Work to be completed:
Go through the listing below and count the lines with "heading" in them. Only the count is needed.

Provided entries:
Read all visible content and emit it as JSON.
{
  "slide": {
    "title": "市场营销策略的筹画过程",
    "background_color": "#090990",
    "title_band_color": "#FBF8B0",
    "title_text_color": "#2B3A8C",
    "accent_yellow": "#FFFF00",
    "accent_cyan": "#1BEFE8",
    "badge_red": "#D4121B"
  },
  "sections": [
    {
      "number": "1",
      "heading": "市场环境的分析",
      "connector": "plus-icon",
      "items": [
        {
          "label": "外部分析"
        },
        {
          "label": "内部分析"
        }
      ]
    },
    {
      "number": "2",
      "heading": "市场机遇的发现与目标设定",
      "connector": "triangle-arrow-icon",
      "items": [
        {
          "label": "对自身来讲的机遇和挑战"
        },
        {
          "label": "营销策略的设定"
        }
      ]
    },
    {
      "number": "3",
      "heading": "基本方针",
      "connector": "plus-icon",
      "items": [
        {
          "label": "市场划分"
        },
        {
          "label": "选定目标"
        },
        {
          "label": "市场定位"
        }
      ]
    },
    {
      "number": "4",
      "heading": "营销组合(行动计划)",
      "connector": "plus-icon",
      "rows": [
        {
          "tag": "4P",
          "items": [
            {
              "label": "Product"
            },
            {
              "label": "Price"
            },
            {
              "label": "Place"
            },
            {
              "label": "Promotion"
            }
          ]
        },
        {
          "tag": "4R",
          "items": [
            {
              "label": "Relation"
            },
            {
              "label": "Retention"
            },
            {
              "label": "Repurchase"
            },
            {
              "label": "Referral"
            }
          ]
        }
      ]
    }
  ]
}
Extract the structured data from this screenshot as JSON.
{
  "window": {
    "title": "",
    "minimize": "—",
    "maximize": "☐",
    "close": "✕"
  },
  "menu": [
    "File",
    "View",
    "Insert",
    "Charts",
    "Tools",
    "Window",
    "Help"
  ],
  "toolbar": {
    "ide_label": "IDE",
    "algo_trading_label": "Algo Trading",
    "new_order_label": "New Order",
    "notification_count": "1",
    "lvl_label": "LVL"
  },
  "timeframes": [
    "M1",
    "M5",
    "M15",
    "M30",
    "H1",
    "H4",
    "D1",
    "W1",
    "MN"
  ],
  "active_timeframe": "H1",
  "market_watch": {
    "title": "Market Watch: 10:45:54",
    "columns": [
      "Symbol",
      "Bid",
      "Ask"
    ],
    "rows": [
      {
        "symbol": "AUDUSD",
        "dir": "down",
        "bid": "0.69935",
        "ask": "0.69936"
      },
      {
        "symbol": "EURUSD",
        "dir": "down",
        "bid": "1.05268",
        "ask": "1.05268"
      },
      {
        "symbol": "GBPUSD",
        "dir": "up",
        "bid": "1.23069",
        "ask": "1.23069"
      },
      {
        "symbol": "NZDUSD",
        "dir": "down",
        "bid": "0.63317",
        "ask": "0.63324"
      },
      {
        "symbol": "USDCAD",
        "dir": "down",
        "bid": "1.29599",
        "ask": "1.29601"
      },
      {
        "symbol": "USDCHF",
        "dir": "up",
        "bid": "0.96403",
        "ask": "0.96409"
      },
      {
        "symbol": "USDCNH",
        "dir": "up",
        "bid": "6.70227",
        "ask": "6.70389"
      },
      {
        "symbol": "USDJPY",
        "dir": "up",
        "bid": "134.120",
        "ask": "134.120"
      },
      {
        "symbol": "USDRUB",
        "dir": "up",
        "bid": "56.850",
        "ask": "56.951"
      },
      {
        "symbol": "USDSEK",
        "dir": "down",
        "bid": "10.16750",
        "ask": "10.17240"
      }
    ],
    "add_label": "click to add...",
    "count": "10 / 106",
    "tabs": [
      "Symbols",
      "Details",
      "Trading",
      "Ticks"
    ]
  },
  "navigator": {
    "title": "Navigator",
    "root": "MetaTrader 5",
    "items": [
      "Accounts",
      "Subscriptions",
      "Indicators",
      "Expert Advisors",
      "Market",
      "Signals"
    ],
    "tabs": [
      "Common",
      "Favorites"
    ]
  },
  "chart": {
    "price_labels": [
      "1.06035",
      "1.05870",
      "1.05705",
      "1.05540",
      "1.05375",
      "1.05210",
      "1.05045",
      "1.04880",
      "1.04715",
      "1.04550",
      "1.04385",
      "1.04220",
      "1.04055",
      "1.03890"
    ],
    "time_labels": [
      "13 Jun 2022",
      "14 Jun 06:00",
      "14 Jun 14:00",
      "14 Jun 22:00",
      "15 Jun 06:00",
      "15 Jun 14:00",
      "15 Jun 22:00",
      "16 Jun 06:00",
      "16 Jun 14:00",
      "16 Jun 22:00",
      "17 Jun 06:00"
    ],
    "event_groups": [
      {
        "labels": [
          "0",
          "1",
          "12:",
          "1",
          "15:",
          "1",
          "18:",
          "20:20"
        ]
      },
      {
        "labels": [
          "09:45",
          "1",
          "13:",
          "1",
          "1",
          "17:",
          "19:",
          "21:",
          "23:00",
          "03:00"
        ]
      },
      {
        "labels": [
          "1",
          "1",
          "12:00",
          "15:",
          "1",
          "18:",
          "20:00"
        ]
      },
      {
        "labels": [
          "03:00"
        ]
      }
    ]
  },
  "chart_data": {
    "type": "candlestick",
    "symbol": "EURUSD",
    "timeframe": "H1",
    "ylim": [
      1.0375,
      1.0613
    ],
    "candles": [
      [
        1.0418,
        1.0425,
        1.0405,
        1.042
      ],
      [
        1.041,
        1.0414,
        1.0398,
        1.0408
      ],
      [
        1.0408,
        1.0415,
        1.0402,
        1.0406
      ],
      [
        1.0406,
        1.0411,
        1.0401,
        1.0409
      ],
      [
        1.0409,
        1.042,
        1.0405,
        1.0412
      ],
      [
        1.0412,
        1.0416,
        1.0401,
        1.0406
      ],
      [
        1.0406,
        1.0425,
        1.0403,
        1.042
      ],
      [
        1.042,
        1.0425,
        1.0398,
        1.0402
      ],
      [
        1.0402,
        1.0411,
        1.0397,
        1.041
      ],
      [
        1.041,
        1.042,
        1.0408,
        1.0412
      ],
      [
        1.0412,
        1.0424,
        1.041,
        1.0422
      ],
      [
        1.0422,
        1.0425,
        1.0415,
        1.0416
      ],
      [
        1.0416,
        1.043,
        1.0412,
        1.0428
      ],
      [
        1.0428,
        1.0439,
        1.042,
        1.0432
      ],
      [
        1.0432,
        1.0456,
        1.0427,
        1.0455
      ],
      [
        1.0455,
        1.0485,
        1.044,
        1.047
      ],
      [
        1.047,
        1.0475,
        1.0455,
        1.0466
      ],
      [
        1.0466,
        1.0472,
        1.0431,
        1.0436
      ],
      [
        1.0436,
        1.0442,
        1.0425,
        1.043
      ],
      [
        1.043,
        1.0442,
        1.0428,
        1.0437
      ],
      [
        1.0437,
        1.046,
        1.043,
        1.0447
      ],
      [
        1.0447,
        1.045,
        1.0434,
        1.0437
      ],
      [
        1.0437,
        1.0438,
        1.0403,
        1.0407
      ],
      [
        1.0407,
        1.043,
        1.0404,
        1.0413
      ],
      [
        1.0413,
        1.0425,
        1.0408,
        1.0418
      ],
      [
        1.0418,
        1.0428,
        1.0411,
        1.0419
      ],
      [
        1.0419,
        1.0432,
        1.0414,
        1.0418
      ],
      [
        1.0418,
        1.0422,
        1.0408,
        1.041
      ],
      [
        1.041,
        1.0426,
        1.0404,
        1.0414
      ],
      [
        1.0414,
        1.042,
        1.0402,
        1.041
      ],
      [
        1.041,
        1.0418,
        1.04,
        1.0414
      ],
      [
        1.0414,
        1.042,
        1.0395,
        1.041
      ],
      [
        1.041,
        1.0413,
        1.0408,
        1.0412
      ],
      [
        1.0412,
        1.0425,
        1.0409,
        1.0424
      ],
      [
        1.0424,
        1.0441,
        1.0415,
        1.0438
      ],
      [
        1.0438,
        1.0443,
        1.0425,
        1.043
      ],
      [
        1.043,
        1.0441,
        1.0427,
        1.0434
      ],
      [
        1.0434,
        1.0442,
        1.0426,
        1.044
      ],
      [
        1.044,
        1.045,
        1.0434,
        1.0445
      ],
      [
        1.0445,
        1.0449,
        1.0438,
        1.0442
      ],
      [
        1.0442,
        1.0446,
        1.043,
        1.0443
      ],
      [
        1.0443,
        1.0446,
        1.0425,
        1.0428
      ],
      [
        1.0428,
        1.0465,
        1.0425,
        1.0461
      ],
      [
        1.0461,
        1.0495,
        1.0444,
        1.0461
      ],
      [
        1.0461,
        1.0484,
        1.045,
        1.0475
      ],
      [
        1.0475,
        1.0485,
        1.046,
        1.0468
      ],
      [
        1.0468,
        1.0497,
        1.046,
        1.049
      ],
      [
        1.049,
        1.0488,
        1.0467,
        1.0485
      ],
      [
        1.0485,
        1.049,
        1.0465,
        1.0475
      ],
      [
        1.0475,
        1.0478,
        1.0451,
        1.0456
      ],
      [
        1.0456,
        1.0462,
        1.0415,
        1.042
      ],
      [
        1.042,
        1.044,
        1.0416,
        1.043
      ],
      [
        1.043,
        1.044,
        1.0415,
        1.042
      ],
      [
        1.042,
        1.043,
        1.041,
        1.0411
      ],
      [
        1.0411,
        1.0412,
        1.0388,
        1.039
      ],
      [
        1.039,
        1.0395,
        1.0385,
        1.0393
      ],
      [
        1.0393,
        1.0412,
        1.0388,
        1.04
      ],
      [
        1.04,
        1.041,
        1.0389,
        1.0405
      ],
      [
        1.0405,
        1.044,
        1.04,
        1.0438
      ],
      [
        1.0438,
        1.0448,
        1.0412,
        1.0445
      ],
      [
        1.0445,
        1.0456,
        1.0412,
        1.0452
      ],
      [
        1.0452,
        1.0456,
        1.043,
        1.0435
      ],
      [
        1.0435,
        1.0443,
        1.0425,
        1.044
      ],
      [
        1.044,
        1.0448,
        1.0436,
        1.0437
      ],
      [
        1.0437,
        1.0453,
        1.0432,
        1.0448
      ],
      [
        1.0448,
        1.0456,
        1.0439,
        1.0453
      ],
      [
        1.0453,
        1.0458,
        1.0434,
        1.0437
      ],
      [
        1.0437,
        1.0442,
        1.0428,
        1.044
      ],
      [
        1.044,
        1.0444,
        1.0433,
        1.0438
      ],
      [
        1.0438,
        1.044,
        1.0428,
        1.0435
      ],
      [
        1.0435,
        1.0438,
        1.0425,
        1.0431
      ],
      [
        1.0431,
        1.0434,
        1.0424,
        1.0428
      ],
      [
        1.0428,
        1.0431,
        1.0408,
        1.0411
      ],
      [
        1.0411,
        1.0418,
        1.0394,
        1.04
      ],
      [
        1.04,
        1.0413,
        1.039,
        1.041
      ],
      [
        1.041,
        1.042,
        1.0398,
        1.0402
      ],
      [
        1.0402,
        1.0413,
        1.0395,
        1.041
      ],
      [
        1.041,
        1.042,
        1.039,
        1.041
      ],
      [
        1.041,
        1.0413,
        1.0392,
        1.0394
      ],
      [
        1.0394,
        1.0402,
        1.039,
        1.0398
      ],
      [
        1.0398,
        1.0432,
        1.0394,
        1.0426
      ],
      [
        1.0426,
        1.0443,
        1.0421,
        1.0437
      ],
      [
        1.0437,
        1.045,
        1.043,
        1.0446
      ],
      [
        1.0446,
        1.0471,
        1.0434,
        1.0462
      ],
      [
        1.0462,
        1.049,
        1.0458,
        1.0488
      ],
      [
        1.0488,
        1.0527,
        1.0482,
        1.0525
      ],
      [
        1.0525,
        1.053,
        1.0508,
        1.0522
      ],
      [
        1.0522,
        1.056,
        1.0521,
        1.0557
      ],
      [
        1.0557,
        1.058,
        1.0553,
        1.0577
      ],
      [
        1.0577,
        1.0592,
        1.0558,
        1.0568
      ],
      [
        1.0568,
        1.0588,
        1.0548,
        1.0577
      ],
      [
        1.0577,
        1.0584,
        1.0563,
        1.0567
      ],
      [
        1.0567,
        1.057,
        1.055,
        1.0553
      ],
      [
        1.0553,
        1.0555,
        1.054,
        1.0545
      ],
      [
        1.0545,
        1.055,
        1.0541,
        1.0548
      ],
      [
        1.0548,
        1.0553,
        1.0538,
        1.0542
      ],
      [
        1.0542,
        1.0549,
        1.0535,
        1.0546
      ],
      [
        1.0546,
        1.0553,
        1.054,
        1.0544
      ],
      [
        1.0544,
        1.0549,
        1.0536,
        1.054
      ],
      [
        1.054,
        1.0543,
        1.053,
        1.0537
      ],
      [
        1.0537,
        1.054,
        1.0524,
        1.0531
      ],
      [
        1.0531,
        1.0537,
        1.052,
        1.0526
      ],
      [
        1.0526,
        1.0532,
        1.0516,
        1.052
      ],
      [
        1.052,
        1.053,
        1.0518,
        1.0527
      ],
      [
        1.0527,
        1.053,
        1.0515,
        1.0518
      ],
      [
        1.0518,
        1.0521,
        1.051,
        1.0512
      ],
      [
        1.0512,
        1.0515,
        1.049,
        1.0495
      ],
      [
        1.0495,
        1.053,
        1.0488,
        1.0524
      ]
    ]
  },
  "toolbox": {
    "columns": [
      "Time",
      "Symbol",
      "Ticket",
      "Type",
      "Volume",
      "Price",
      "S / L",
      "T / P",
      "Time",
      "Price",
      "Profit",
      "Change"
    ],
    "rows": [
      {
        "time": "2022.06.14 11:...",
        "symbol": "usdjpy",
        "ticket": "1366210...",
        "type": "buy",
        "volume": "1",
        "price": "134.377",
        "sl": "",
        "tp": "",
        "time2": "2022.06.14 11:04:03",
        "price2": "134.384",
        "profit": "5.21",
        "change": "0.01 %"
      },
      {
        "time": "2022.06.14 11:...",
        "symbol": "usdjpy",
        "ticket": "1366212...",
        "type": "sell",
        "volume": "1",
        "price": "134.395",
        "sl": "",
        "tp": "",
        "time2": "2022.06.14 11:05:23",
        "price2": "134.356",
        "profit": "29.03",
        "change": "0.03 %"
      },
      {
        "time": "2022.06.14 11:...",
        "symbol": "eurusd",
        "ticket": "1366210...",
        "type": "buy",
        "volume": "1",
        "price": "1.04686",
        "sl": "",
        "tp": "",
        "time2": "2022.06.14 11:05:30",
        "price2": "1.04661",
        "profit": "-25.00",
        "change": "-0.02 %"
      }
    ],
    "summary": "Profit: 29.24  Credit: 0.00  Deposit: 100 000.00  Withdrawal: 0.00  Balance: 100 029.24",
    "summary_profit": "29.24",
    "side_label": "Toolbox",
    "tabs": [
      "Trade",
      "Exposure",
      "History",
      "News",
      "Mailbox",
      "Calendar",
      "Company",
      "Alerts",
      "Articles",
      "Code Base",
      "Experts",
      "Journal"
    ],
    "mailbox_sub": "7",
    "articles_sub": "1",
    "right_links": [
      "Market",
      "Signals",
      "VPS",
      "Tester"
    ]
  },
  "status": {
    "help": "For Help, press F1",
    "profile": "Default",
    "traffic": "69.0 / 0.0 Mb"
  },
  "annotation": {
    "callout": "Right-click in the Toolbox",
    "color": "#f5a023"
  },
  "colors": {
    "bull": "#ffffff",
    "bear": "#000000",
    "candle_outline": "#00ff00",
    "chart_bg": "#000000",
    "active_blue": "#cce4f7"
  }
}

Solution for this task:
4